Linear Electromagnetic actuators consist of a hollow coil (solenoid) and a ferrometal rod. The rod is mounted loose in the coil and can move up and down. When current flows through the coil, the rod is pulled to the center of the coil. If the direction of the current is then reversed the solenoid will pull in the ferrometal rod. Due to Lenz's Law which states "For a current induced in a conductor, the current is in such a direction that its own magnetic field opposes the change that produced it." This means that an EMF will flow through the solenoid of the actuator to oppose the change in magnetic flux thus an electromagnetic actuator can never fully extend the full length of the rod.
Note to further modifiers: Feel free to tidy my Lenz's Law explanation up - i'm sure it could be written in a more elegant manner! --SamEEE 03:18, 3 February 2007 (UTC)
This type of actuator is useful for momentary linear motion. e.g. closing a gripper.
Solenoids use a large amount of power this requires more battery power which in turn requires more battery power to move the robot.

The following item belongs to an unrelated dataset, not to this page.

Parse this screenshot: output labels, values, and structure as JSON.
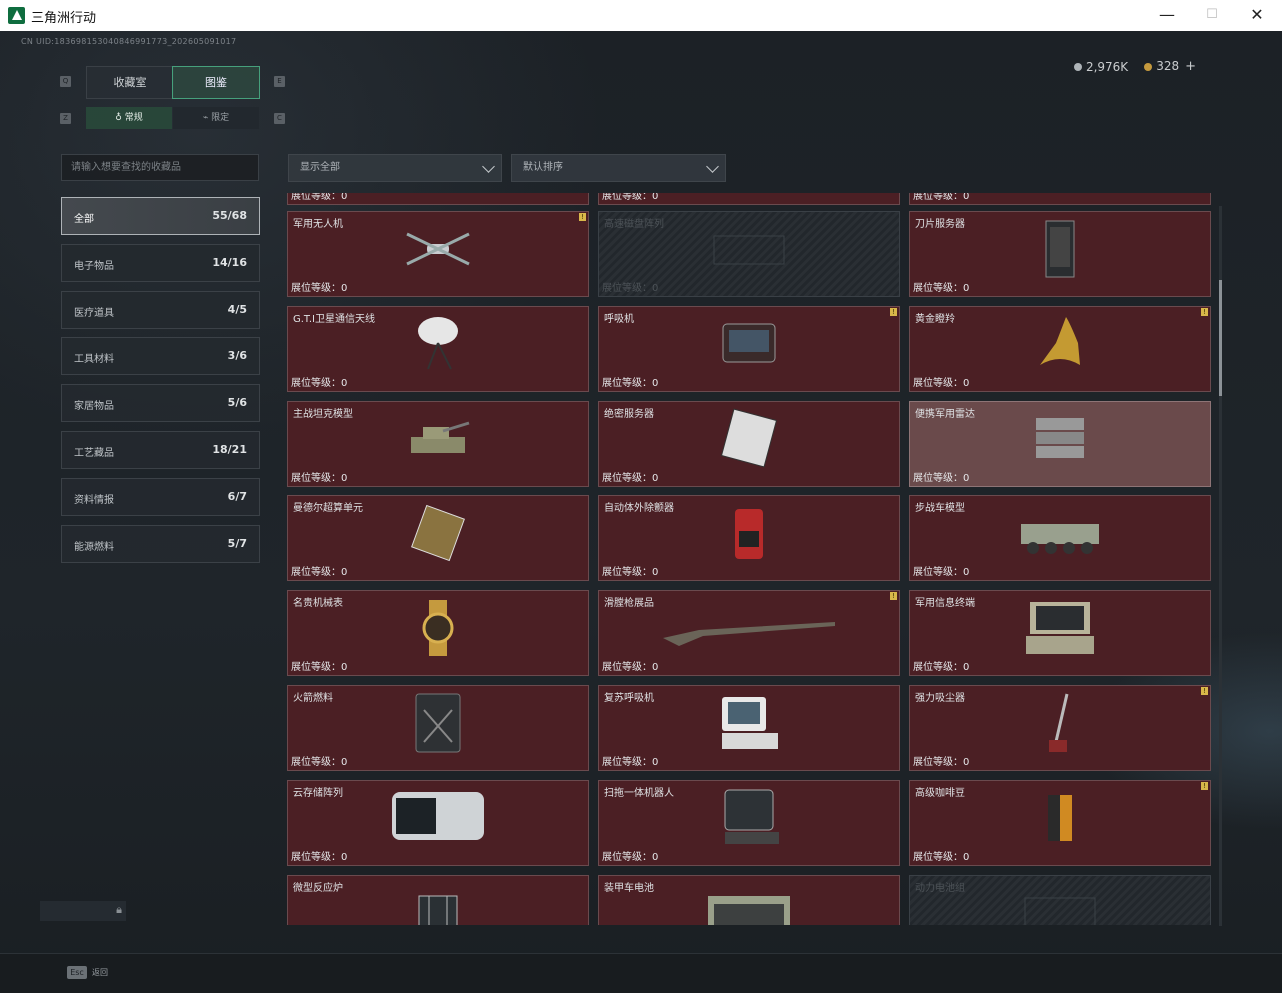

A general rule of thumb is to use a electromagnetic actuators for small operations and for larger operations prehaps consider the use of Pneumatics the output power/weight ratio is usually more favorable. For more information on Pnuematics please consult the corresponding section of this book.
Calculating how strong the actuator is, isn't very easy. However it is possible by using a Newtonmeter to the line of action and measuring how many Newtons are exerted by the solenoid on the measuring device. There are also a way of measuring force though use of a formula however the forementioned method is usually the most practical.